On Tuesday he oversaw a $1 billion agreement to build a hydropower plant in neighbouring Nepal, where China has invested heavily in recent years, saying he wanted to "move forward" with deals long delayed by mutual mistrust.
But the mistrust between India and Pakistan -- widely seen as the main obstacle to greater South Asian integration -- is unlikely to be resolved so easily.
The region's first summit in three years follows some of the worst cross-border violence in the disputed region of Kashmir in a decade, and comes as NATO-led troops prepare to pull out of Afghanistan, intensifying the India-Pakistan rivalry for influence there.
"Saarc's main problem is that Saarc is basically about India and Pakistan, with the Afghanistan dimension thrown in now," said Sujeev Shakya, chairman of the Nepal Economic Forum.
"It would be far better if Saarc were to break down its structure and a trade grouping were to emerge between Bhutan, Bangladesh, India, Nepal and Myanmar," he told AFP, adding such a grouping would "accomplish more on the trade front".
Trade between the Saarc nations -- Afghanistan, Bangladesh, Bhutan, India, Nepal, the Maldives, Pakistan and Sri Lanka -- has grown from under $140 million in 2008 to $878 million in 2012, according to Saarc figures.
But it still accounts for less than five per cent of the region's total commerce, according to the Washington-based Brookings Institution. By contrast, trade between East Asian nations accounts for nearly 35% of that region's total.
'Exchange of courtesies'
Three agreements have been prepared ahead of the summit, two on improving cross-border road and rail connections and one on making it easier for countries in the power-starved region to trade in electricity.

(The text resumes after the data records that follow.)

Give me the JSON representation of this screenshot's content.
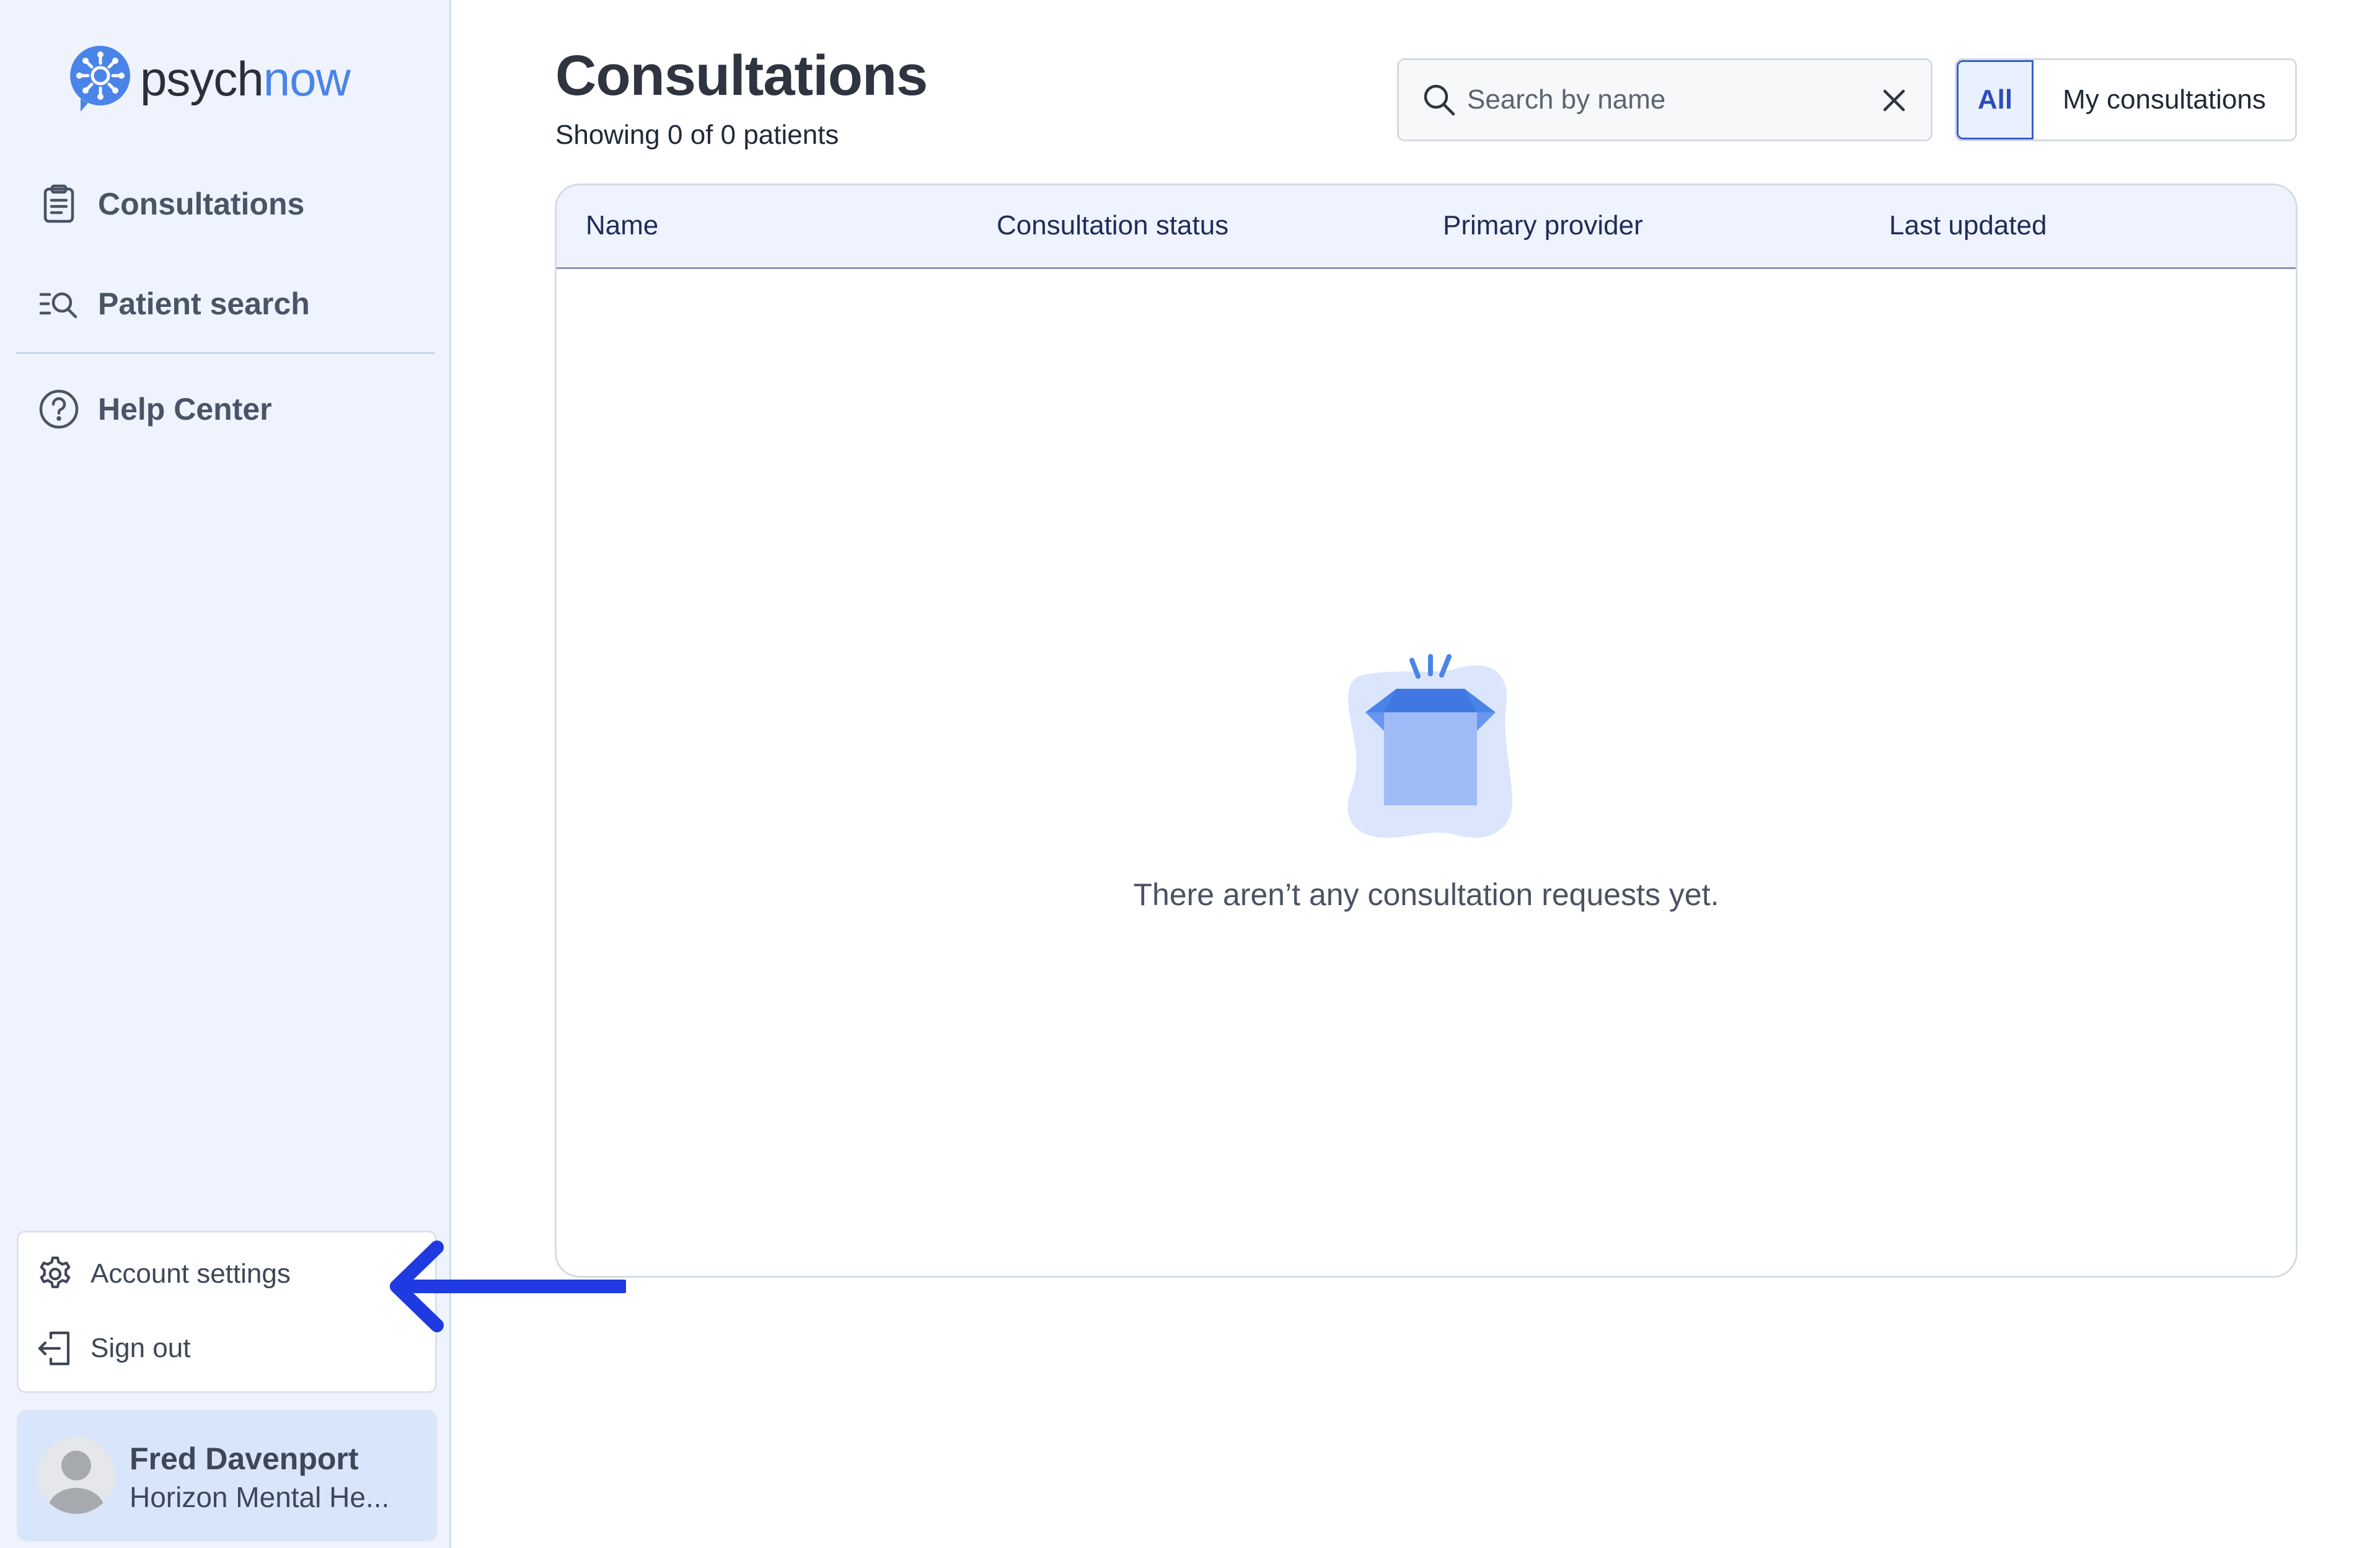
{
  "app": {
    "logo_part1": "psych",
    "logo_part2": "now"
  },
  "sidebar": {
    "nav": [
      {
        "label": "Consultations",
        "icon": "clipboard-icon"
      },
      {
        "label": "Patient search",
        "icon": "list-search-icon"
      },
      {
        "label": "Help Center",
        "icon": "help-circle-icon"
      }
    ],
    "menu": [
      {
        "label": "Account settings",
        "icon": "gear-icon"
      },
      {
        "label": "Sign out",
        "icon": "sign-out-icon"
      }
    ],
    "user": {
      "name": "Fred Davenport",
      "org": "Horizon Mental He..."
    }
  },
  "main": {
    "title": "Consultations",
    "subtitle": "Showing 0 of 0 patients",
    "search": {
      "placeholder": "Search by name",
      "value": ""
    },
    "filter": {
      "all_label": "All",
      "mine_label": "My consultations",
      "selected": "All"
    },
    "table": {
      "columns": [
        "Name",
        "Consultation status",
        "Primary provider",
        "Last updated"
      ],
      "rows": []
    },
    "empty_message": "There aren’t any consultation requests yet."
  },
  "colors": {
    "accent": "#4a84e8",
    "sidebar_bg": "#eef3fd",
    "annotation_arrow": "#1f3ae0"
  }
}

Cross-border trade is on the agenda, along with poverty alleviation, public health, agriculture and tourism.
Security is also likely to be discussed after al Qaeda announced a new South Asia branch and claimed responsibility for a deadly attack on a Karachi naval yard.
Authorities in Kathmandu have spent a reported Rs 1 billion ($10 million) on sprucing up the city, repairing its notoriously potholed streets and declaring a two-day public holiday to avert traffic gridlock.
Much of the attention has focused on whether the leaders of India and Pakistan will meet on the sidelines of the summit, after New Delhi called off senior-level talks with Islamabad in August.
Hopes of a move towards reconciliation were raised when Modi invited his Pakistani counterpart Nawaz Sharif to his swearing-in ceremony, but India has adopted a more aggressive policy on Pakistan after it held talks with Kashmiri separatists.
Modi warned during the recent upsurge in violence in Kashmir that "times have changed and their old habits will not be tolerated".
India's foreign ministry spokesperson Syed Akbaruddin said late Tuesday that the two leaders had an "exchange of courtesies" after arriving in Kathmandu, but that no formal meeting had yet been scheduled.
Analysts said domestic political concerns would likely take precedence during the Saarc summit, with Modi eager to appear tough on Pakistan during local elections in Indian-administered Kashmir.
"After the recent snub from India, which cancelled foreign secretary-level talks, Pakistan is not going to take the initiative. It will depend whether Modi says he wants to meet," Pakistani political analyst Talat Masood told AFP.